'Where is he getting this information?': ABC anchor grills Trump spokesperson over Obama wiretap allegations

ABC anchor Martha Raddatz grilled White House spokesperson Sarah Huckabee Sanders over President Donald Trump's largely unfounded allegation that former President Barack Obama personally directed law enforcement to look into the Trump campaign's ties to Russia.

The president suggested on Sunday that Congress include in its review of Russia's meddling in the US election reports that Obama's White House personally directed aspects of a corresponding law enforcement investigation of Russian meddling in the 2016 election.

In an exchange on "This Week" on Sunday, Raddatz said Trump was making "extremely serious charges" and confronted Sanders about Trump's sources, asking, "Where is he getting this information?"

Sanders said outlets like the BBC previously reported that federal investigators sought warrants to monitor Russian banks suspected of potentially steering money to the Trump campaign — though the report did not include Trump's wiretapping allegation.

"The bigger thing is — let's find out. Let's have an investigation. If they're going to investigate Russia ties, let's include this as part of it. And so that's what we're asking," Sanders said.

RELATED: President Trump accuses Obama on Twitter of wiretapping him

Throughout the interview, Raddatz repeatedly sought answers to the many questions inspired by Trump's tweets, which offered no supporting evidence for their claim.

The ABC anchor first asked if Trump was motivated to tweet about Obama after reading a pieceabout the subject in the far-right website Breitbart. Raddatz pointed out that although Breitbart cites the New York Times as a source, the report "doesn't say anything definitive."

"There is nothing equivocating about what he says. 'I just found out that Obama had my wires tapped.' That's not 'Look into something.' He says it happened," Raddatz said.

When Raddatz said the reports cited by Breitbart included anonymous sources — a reporting practice Trump has repeatedly decried — Sanders dismissed the point, instead claiming that if the reports were true, the wiretaps would be the "greatest overreach and the greatest abuse of power that I think we have ever seen and a huge attack on democracy itself."

The ABC anchor repeatedly attempted to understand the legal steps necessary for federal investigators to bug Trump's phone.

"If there was an order, there would have to be probable cause shown before it was granted, evidence of wrongdoing. So, isn't the president saying this indeed happen confirming that the investigation had enough evidence to get a FISA order?" Raddatz asked.

"I'm not sure if they can create wrongdoing.

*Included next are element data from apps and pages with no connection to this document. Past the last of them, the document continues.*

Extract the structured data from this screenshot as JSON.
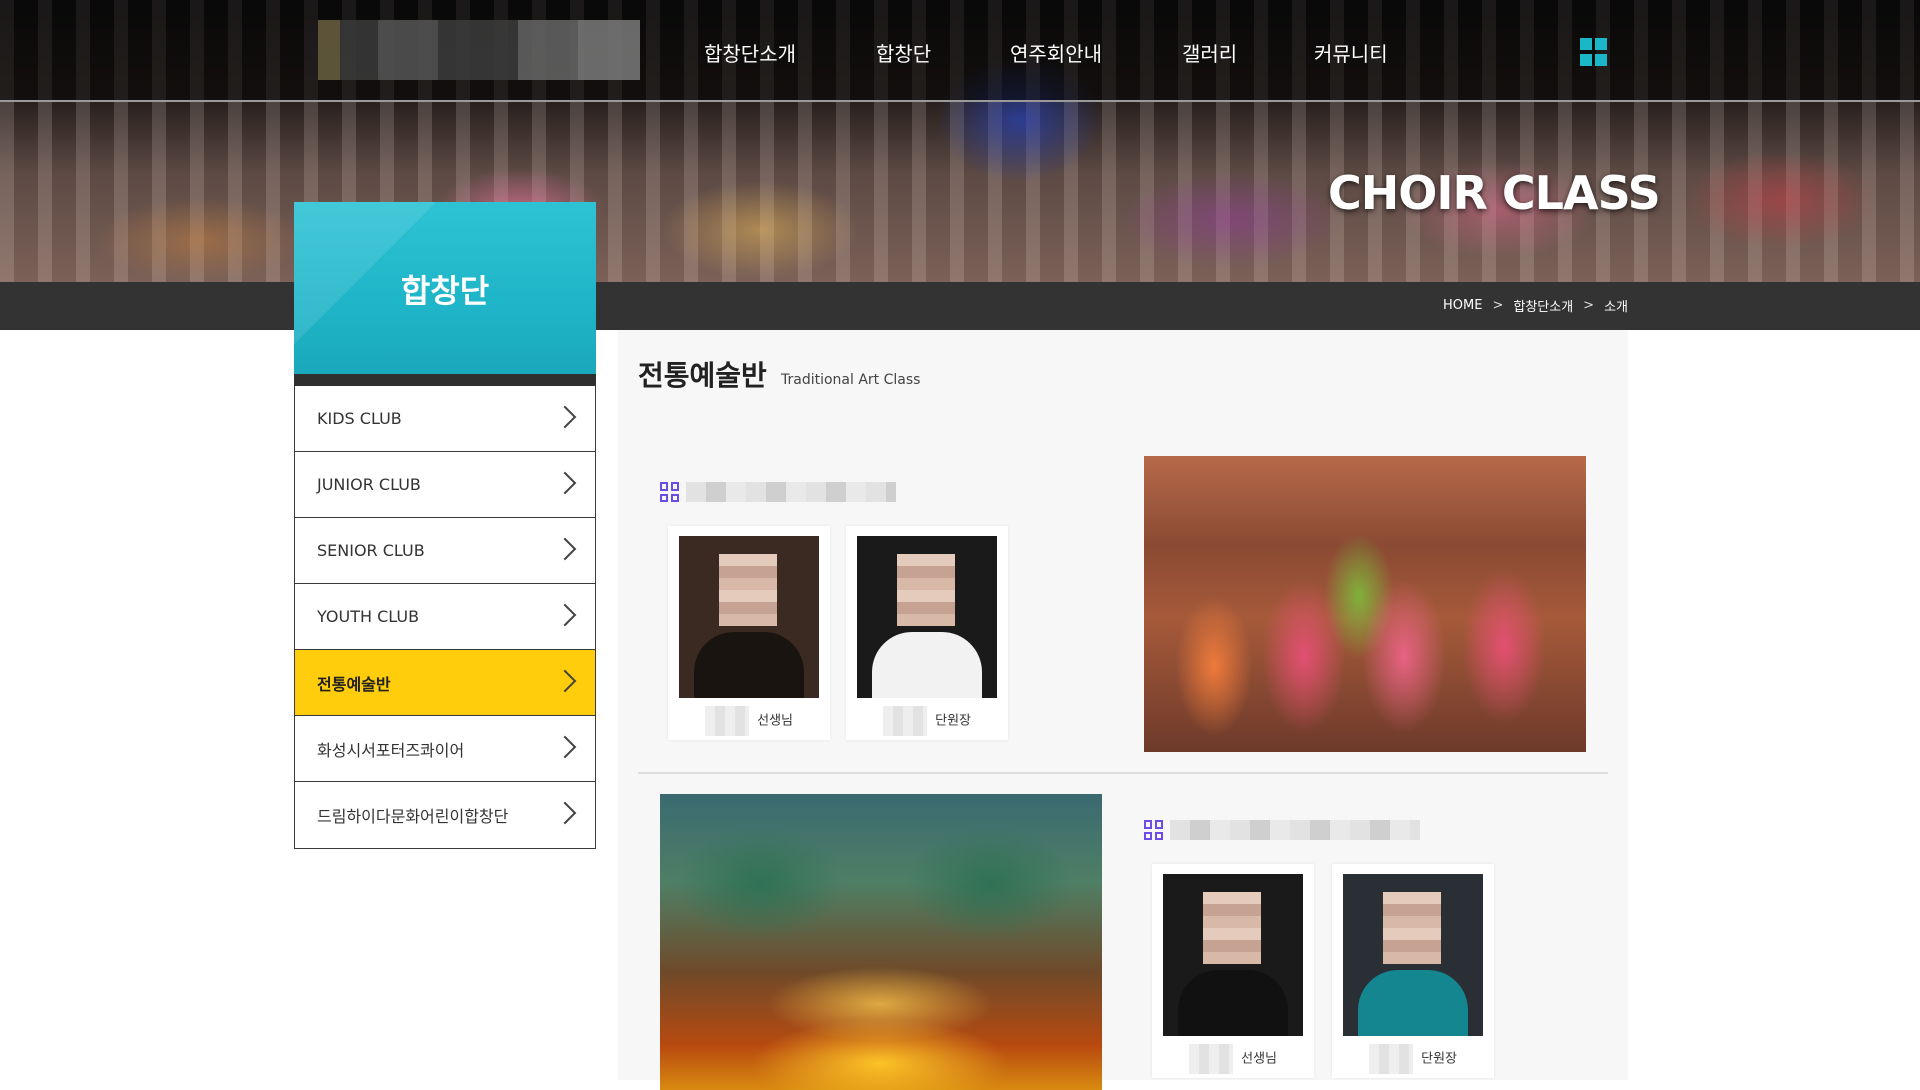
{
  "nav": {
    "items": [
      "합창단소개",
      "합창단",
      "연주회안내",
      "갤러리",
      "커뮤니티"
    ]
  },
  "hero": {
    "title": "CHOIR CLASS"
  },
  "breadcrumb": {
    "home": "HOME",
    "sep": ">",
    "level1": "합창단소개",
    "level2": "소개"
  },
  "sidebar": {
    "title": "합창단",
    "items": [
      {
        "label": "KIDS CLUB",
        "active": false
      },
      {
        "label": "JUNIOR CLUB",
        "active": false
      },
      {
        "label": "SENIOR CLUB",
        "active": false
      },
      {
        "label": "YOUTH CLUB",
        "active": false
      },
      {
        "label": "전통예술반",
        "active": true
      },
      {
        "label": "화성시서포터즈콰이어",
        "active": false
      },
      {
        "label": "드림하이다문화어린이합창단",
        "active": false
      }
    ]
  },
  "content": {
    "title": "전통예술반",
    "subtitle": "Traditional Art Class",
    "group1": {
      "members": [
        {
          "role": "선생님"
        },
        {
          "role": "단원장"
        }
      ]
    },
    "group2": {
      "members": [
        {
          "role": "선생님"
        },
        {
          "role": "단원장"
        }
      ]
    }
  },
  "colors": {
    "accent": "#ffcd0b",
    "header_teal": "#1fb5c8",
    "icon_purple": "#6b4de6",
    "bar": "#333333"
  },
  "icons": {
    "menu": "grid-menu-icon",
    "chevron": "chevron-right-icon",
    "group": "grid-group-icon"
  }
}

They've been trying to make the case for it. The FBI says that this is BS, the House intelligence chair has said that there is no evidence of it. But I don't know that that would indicate that intelligence services wouldn't have attempted to see if there was something at that point in October," Sanders replied.

Raddatz then said that if the claim was true, Trump may have been disclosing classified information.

"A FISA court order wiretap is highly classified information. Why is it acceptable for the president to tweet something like that out?" Raddatz asked.

"I don't think he's tweeting out classified information. He's talking about could this have happened? Did this happen?" Sanders replied.

As the conversation appeared to wind down, Raddatz pressed yet again to present clear evidence that proved Obama wiretapped Trump.

"You keep saying, if, if, if. The president of the United States said it was a fact. He didn't say I read a story in Breitbart or 'The New York Times' or wherever else. He said, just found out that Obama had my wires tapped in Trump Tower. That's not an if," Raddatz said.

"I will let the president speak for himself," Sanders replied.

"You're his spokesperson," Raddatz said

"And I'm speaking about it right now," Sanders said.

"But you're backing off of it. You're backing off of it," Raddatz said.

The interview came just minutes after Trump called for a congressional investigation into whether Obama overstepped his authority investigating Russia's involvement in the 2016 election.

On Saturday, Obama spokesman Kevin Lewis denied the previous White House interfered in the investigation into the 2016 election.

"A cardinal rule of the Obama administration was that no White House official ever interfered with any independent investigation led by the Department of Justice. As part of that practice, neither President Obama nor any White House official ever ordered surveillance on any US citizen. Any suggestion otherwise is simply false," Lewis said.

Watch the exchange below, via ABC: